Michael Smith was a philanthropic atheist who was fond of Sibelius' music and reading the Manchester Guardian. He was also a chemist and molecular biologist who shared the Nobel Prize for Chemistry with Kary B. Mullis in 1993 "for his fundamental contributions to the establishment of oligonucleiotide-based, site-directed mutagenesis and its development for protein studies."

Born in 1932 in Lancashire, the have-not region of England, Michael Smith grew up in a working class world populated largely by coal miners and factory workers with rough manners and a dialect considered comical and uncouth. By passing an examination at the age of eleven he qualified for a grammar school that would prepare him for university entrance. As the son of a market gardener, Smith was keenly aware of his lower social status when he entered an elite school. He emerged from his seven-year ordeal with a deep-rooted social insecurity and a first-rate education. Smith's writing skills made him an expert in drawing up grant proposals-an invaluable asset in the operation of a science laboratory. Smith's ability in the sciences qualified him for Cambridge, but he did not have the required Latin credit. He went instead to nearby Manchester where his work was less than brilliant. With a second-class degree, he was admitted into the doctoral program and completed the degree with the all-too-familiar agony caused by an absentee and otherwise uncooperative dissertation supervisor. Possibly that experience accounted for his conscientiousness when he became a supervisor to others.

Aided by years of publicly-funded education in Britain, Smith became part of the brain drain from England when he was recruited to UBC at the urging of Har Gobind Khorana in 1956. Khorana was a Nobel Prize-winning chemist who taught him the organic chemistry of biological molecules which make up DNA. Smith planned a year's stay in Canada but fell in love with Vancouver and stayed there for the rest of his life, except for a brief period when he followed Khorana to Wisconsin after UBC wouldn't accept Khorana's research. Smith launched UBC's internationally acclaimed Biotechnology Laboratory and became a powerful advocate for science, influencing national policy and helping to establish Canada's Genome Sciences Centre; and he became responsible for training future scientists.

At age 61, with typical generosity, Michael Smith invited some of his UBC colleagues as his guests for the Nobel Prize awards ceremony in Sweden, paying their expenses. One half of Smith's Nobel Prize money went to support post-doctoral fellowships in schizophrenia research; the other half went to the Vancouver Foundation to fund public science education through Science World and the Society for Canadian Women in Science and Technology. Several of his doctoral students and some of his most important collaborators had been women, and he recognized that as scientists they faced many obstacles not encountered by men. Smith had only seven years in which to relish his status as a Nobel laureate and to use its prestige to further scientific education and his favourite causes.
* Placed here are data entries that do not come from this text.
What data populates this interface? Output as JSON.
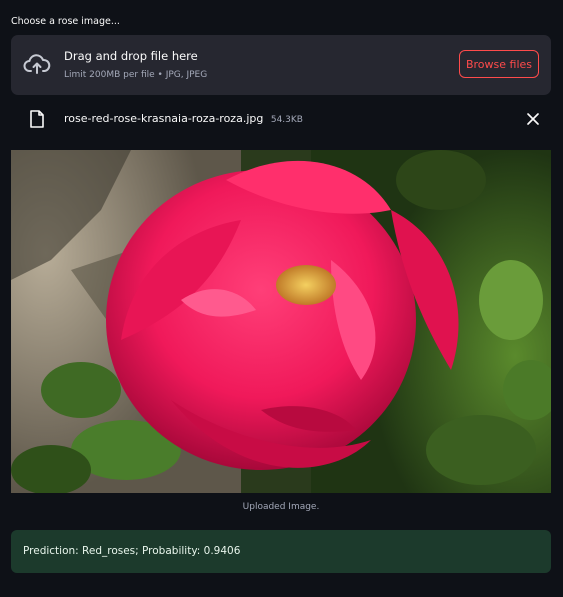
{
  "uploader": {
    "label": "Choose a rose image...",
    "drop_title": "Drag and drop file here",
    "limit_text": "Limit 200MB per file • JPG, JPEG",
    "browse_label": "Browse files",
    "cloud_icon": "cloud-upload-icon"
  },
  "file": {
    "name": "rose-red-rose-krasnaia-roza-roza.jpg",
    "size": "54.3KB",
    "file_icon": "file-icon",
    "remove_icon": "close-icon"
  },
  "image": {
    "caption": "Uploaded Image."
  },
  "result": {
    "text": "Prediction: Red_roses; Probability: 0.9406"
  },
  "colors": {
    "background": "#0e1117",
    "panel": "#262730",
    "accent": "#ff4b4b",
    "success_bg": "#1c3a2c"
  }
}
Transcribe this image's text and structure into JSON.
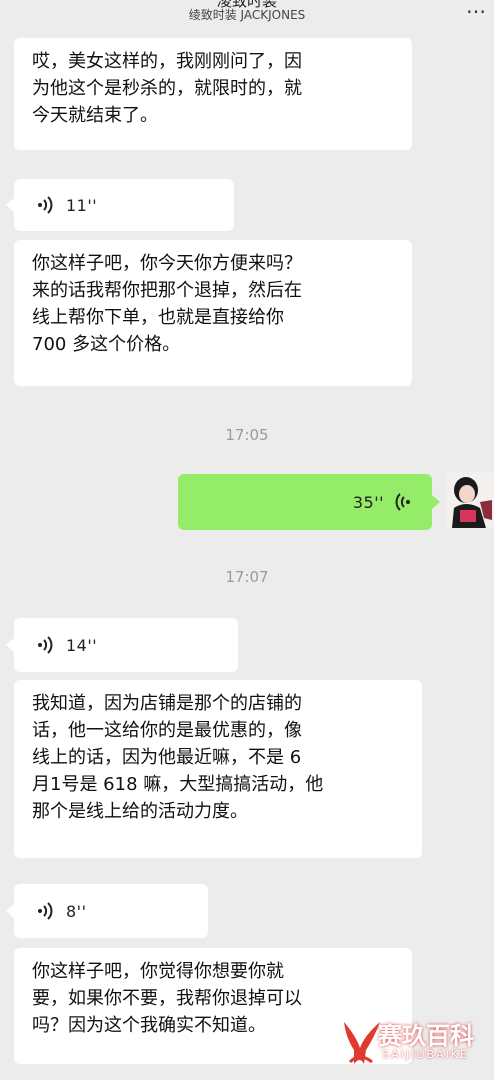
{
  "header": {
    "title_partial": "凌致时装",
    "subtitle": "绫致时装 JACKJONES",
    "more_icon": "more-dots-icon"
  },
  "messages": [
    {
      "type": "text",
      "direction": "in",
      "text": "哎，美女这样的，我刚刚问了，因\n为他这个是秒杀的，就限时的，就\n今天就结束了。"
    },
    {
      "type": "voice",
      "direction": "in",
      "duration": "11''"
    },
    {
      "type": "text",
      "direction": "in",
      "text": "你这样子吧，你今天你方便来吗？\n来的话我帮你把那个退掉，然后在\n线上帮你下单，也就是直接给你\n700 多这个价格。"
    },
    {
      "type": "timestamp",
      "text": "17:05"
    },
    {
      "type": "voice",
      "direction": "out",
      "duration": "35''"
    },
    {
      "type": "timestamp",
      "text": "17:07"
    },
    {
      "type": "voice",
      "direction": "in",
      "duration": "14''"
    },
    {
      "type": "text",
      "direction": "in",
      "text": "我知道，因为店铺是那个的店铺的\n话，他一这给你的是最优惠的，像\n线上的话，因为他最近嘛，不是 6\n月1号是 618 嘛，大型搞搞活动，他\n那个是线上给的活动力度。"
    },
    {
      "type": "voice",
      "direction": "in",
      "duration": "8''"
    },
    {
      "type": "text",
      "direction": "in",
      "text": "你这样子吧，你觉得你想要你就\n要，如果你不要，我帮你退掉可以\n吗？因为这个我确实不知道。"
    }
  ],
  "watermark": {
    "main": "赛玖百科",
    "sub": "SAIJIUBAIKE"
  },
  "colors": {
    "background": "#ececec",
    "incoming_bubble": "#ffffff",
    "outgoing_bubble": "#95ec69",
    "timestamp": "#9b9b9b",
    "watermark_brand": "#e03a2e"
  }
}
A month after he died in 2000, some 1,000 people from Canada, England and the United States gathered to honour his memory. He left big Birkenstocks to fill.


BSc (Honours Chemistry), University of Manchester, England, 1953
PhD (Chemistry), University of Manchester, England 1956


Jacob Biely Faculty Research Prize, UBC, 1977
Fellow, Royal Society of Canada, 1981
Boehringer Mannheim Prize of the Canadian Biochemical Society, 1981
Gold Medal, Science Council of BC, 1984
Fellow, Royal Society (London), 1986
Gairdner Foundation International Award, 1986
Killam Research Prize, UBC, 1986
Award of Excellence, Genetics Society of Canada, 1988
G. Malcolm Brown Award, Canadian Federation of Biological Societies, 1989
Flavelle Medal, Royal Society of Canada, 1992
Manning Award, 1995
Laureate of the Canadian Medical Hall of Fame

[BCBW 2003] "Science" "Nobel"